By Karu F. Daniels, BlackVoices.com
Female rap luminary Yo Yo will hop back into the national media limelight with the new reality series 'Miss Rap Supreme,' which will seek out to find the next great lady emcee.
Hosted by rap veteran Michael "MC Serch" Berrin, the show – officially titled 'ego trip's Miss Rap Supreme' – will debut April 14 on VH1. It promises to be a lively and engaging off-shoot of last year's wildly popular series, 'The (White) Rapper Show,' which chronicled the antics of aspiring Caucasian rappers pitted against each other in 'Apprentice'-like fashion.
For 'Miss Rap Supreme,' 10 femmes fatale will compete for a $100,000 prize, and the new title of "Miss Rap Supreme." The budding hip-hop divas have to find a way to make it through challenges that will test their sex appeal, stage presence and, of course, their mental toughness and creativity.
Yo Yo (real name: Yolanda Whitaker) has been tapped to school the young women and guide them through the rough waters of the rap game.
The quintessential female voice who truly represented what the west coast rap experience was like during the 1990s, Yo Yo jumped at the opportunity.
And for good reason too.

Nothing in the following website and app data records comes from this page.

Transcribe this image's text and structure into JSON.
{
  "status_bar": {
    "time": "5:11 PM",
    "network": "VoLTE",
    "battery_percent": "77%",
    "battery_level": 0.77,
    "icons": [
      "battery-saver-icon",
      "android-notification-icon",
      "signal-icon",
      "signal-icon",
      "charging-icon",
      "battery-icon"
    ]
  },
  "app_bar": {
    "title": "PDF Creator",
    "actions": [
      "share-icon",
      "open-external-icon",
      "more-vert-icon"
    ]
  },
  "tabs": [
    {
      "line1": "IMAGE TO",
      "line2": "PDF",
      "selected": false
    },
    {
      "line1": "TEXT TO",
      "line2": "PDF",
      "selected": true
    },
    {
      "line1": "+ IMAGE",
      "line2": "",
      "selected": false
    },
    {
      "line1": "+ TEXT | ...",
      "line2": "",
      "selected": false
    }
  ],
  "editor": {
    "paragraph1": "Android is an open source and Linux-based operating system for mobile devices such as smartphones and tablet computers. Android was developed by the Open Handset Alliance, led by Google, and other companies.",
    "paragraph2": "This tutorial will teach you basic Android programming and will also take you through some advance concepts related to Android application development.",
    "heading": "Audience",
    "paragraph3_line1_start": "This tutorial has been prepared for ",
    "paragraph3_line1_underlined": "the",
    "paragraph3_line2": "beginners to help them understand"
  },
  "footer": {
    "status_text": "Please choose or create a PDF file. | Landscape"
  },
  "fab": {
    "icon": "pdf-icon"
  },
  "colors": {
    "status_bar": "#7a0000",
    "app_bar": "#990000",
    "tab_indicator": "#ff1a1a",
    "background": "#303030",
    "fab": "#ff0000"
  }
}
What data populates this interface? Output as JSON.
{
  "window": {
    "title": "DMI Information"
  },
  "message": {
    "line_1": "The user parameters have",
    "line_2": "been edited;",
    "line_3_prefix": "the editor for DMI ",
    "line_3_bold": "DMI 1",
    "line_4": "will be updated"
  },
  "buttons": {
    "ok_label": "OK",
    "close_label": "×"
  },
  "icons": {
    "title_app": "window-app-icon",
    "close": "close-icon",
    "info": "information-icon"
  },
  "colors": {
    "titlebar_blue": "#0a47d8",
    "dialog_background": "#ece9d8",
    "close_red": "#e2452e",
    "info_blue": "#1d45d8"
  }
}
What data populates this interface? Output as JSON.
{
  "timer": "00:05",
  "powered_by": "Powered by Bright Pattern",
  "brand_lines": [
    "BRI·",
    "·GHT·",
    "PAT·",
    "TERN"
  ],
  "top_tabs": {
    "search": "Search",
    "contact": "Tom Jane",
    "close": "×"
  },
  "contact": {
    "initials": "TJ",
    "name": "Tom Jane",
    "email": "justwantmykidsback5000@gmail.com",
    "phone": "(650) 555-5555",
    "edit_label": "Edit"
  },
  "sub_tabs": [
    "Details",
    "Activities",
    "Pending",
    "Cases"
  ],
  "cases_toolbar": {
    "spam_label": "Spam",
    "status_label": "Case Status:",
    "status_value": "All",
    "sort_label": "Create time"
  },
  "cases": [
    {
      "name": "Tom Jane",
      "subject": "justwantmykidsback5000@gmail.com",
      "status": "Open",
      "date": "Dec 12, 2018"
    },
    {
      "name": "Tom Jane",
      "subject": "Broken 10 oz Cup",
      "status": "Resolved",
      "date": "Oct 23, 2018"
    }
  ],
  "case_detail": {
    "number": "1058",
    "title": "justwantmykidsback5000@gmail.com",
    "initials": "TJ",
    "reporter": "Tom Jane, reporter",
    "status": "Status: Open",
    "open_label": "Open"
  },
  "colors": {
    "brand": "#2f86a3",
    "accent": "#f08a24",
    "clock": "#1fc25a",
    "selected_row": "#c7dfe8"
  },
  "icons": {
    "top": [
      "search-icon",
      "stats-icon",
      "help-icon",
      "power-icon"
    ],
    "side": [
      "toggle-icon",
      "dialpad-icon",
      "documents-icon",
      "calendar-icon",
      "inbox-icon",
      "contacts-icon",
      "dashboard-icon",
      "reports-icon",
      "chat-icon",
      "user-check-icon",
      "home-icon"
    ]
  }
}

"Shining light on female emcees has always been needed, and something that I've always wanted to help do," says the stalwart ambassador for women in hip-hop.
"This is an opportunity to do just that. The title of 'Miss Rap Supreme' will be the answer to "some young girls dream." (Did that just rhyme?)
She was Introduced to the masses as a protégé of west coast hip-hop kingpin Ice Cube during the female rap explosion of the late 1990's – where emcees such as Roxanne Shante, Salt N' Pepa, MC Lyte and Queen Latifah reigned supreme. While all of them made indelible impressions in the rap community, Yo Yo was a west coast sister to be reckoned with.
And with Ice Cube and N.W.A. blowing up the way they were on the charts, a new entry was inevitable.
She first appeared as a guest on Cube's 'AmeriKKKa's Most Wanted' album in 1990, which made way for her critically praised debut (1991's 'Make Way for the Motherlode'), which yielded the single 'You Can't Play With My Yo-Yo.'.
Like a force of nature, Yo Yo descended onto the hip-hop scene – bleached blond braids, tight jeans and attitude to boot. And everyone -- who was anyone -- who came into contact with her just couldn't get enough of her.
Signed to east west/Atco records, her music career was cultivated by music industry titan Sylvia Rhone, who also handled the careers of EnVogue, Gerald Levert, Das Efx, Adina Howard and many hit-makers of the 1990s.
Yo Yo appeared in John Singelton's seminal 1991 film 'Boyz N The Hood,' The Hughes Brothers' beloved 1993 masterpiece 'Menace II Society' and in many other "hood" flicks. She even had a recurring role on the hit FOX series 'Martin' – as Keylolo, the sidekick of comedian Martin Lawrence's alter ego, Sheneneh.
In most recent years, the still-bleach blond beauty became a mother of two beautiful girls (Tiffany and Sanai), worked on completing her college degree, studied at the Lee Strasberg acting school in New York City and even taught at her former high school (Washington Prep).
Professionally, for the past three years she has served as a radio personality on the Los Angeles hip-hop station K-DAY (93.5 FM) and performed a host of voice-overs for video-games and rapped theme songs for television shows.
"So in the words of Jay-Z, 'I'm everywhere, you ain't never there,'" she quipped.
With all things considered, the rap game is not what it used to be -- for anyone who rose to prominence during the 1990s heyday.
So how does 'Miss Rap Supreme' fit into the scheme of things when it seems that all of the more renowned female lyricists of the moment are having more success with criminal records than rap records?
Is there a place for female rappers nowadays?
"Are you serious?" Yo Yo, who has partnered with MC Lyte to found the Let Your Light Shine Foundation (a camp for young girls) countered. "Will bees ever stop needing honey?," she continued. "There will always be a place for female emcees. Of course we need more support, attention, artist development and more doors open; but given the right leadership, I believe we'll start to see more development."
"Women are so independent that we sometimes lose out from not teaming up! Oh, but there is a need ... Just watch the show on VH1 April 14and you'll see!"
And what about your rap career? Is it over?
"I won't ever say it's over, because once an artist always an artist," she maintained. "I just needed a way to create something bigger than me. I sometimes feel like every time I go back to music – it's my fear making me feel that's all I have to give!"
"We'll I've been there. Done that! I want my Fearless/YoYo Music [production/ management company] to be the group that discovers the next female superstar - the next "best kept secret" I want to help discover raw talent."
With this new turn at "celeb-reality," Yo Yo may just succeed at that monumental task.